The same characteristics, the same yearning over the beloved country left behind and of tender feeling for parents and home, are found in all the poems that have come to us from men in the fighting forces since the former volume was collected. And here we may repeat, that while these volumes are typical of the lyrical efflores- cence of the fighting men, they do not pretend to be exhaustive: the larger task of sifting already published work and compiling a more complete anthology has been undertaken by a devoted advocate of the significance of the soldier poets' work and its claim to recognition.

We builded better than we knew when we issued the original volume as the climax of our proud association with the soldier poets: it was a greater thing than we were then aware of. No literary work of our day has possessed so much genetic force or been of greater in- fluence. It was well said that "Soldier Poets" was of greater service to the Allied cause in America than many Blue Books and specially prepared statements: it showed the high clean spirit of ardent, generous youth engaged on a new Crusade. These songs before sunrise gave fresh vitality to poetry and were welcomed by a nation on the eve of rebirth as the promise of a greater intensity of living, a finer perception of beauty, a clearer vision of the undying splendour after the weary days in which life and art had become dreary and meaningless to the multi- tude. Now the birth-throes have become more severe, the spiritual quickening more accentuated, more and more of the poems are personal threnodies, and the sentinel graves of the Poetry Review young men who responded to the call in 1914 now consecrate the long line from Nieuport to Basra. They are a more glorious and more numerous company than the Elizabethans, with whom, in the great comradeship beyond the grave, they still march, an invisible army, with their brothers-in- arms who continue the material and spiritual warfare here in the flesh, inspiring and directing the fight that will not end with the war.

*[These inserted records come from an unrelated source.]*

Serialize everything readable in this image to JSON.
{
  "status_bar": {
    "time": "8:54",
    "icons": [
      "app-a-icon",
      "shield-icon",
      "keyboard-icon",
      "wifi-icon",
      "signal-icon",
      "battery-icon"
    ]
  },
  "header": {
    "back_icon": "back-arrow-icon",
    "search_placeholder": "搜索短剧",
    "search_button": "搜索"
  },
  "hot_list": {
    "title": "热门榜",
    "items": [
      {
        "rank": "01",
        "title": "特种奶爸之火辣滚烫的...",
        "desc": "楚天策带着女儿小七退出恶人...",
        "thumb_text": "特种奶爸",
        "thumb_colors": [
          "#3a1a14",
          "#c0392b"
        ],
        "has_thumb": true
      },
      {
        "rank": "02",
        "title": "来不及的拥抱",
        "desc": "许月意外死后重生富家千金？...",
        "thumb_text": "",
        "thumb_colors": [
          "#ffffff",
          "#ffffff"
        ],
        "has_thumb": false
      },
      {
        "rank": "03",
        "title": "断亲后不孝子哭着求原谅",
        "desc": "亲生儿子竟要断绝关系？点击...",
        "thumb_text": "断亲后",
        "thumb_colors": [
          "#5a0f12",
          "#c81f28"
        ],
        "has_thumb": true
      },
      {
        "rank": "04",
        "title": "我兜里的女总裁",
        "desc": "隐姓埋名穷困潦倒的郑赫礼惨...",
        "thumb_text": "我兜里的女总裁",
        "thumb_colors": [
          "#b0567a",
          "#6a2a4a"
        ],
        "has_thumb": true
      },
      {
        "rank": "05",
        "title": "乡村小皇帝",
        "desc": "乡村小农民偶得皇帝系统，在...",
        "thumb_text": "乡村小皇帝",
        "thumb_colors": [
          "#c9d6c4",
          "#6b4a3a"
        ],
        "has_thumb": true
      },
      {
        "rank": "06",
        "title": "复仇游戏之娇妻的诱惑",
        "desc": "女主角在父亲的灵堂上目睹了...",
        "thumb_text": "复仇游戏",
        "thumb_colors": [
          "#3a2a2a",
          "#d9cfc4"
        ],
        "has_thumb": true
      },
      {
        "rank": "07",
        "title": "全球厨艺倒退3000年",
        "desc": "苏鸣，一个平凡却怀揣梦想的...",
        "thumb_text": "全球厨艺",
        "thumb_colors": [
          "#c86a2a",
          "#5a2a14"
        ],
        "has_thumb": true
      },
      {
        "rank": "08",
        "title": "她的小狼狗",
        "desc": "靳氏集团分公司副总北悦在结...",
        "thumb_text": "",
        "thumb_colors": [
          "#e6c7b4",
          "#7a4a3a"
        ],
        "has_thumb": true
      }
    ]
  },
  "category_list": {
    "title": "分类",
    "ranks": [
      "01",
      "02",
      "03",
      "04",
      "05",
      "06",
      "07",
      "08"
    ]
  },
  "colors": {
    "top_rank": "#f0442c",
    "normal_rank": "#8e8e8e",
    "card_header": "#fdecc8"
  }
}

GALLOWAY KYLE.

"THE POETRY REVIEW,"
LONDON, W.C. All Saints' Day, 1917.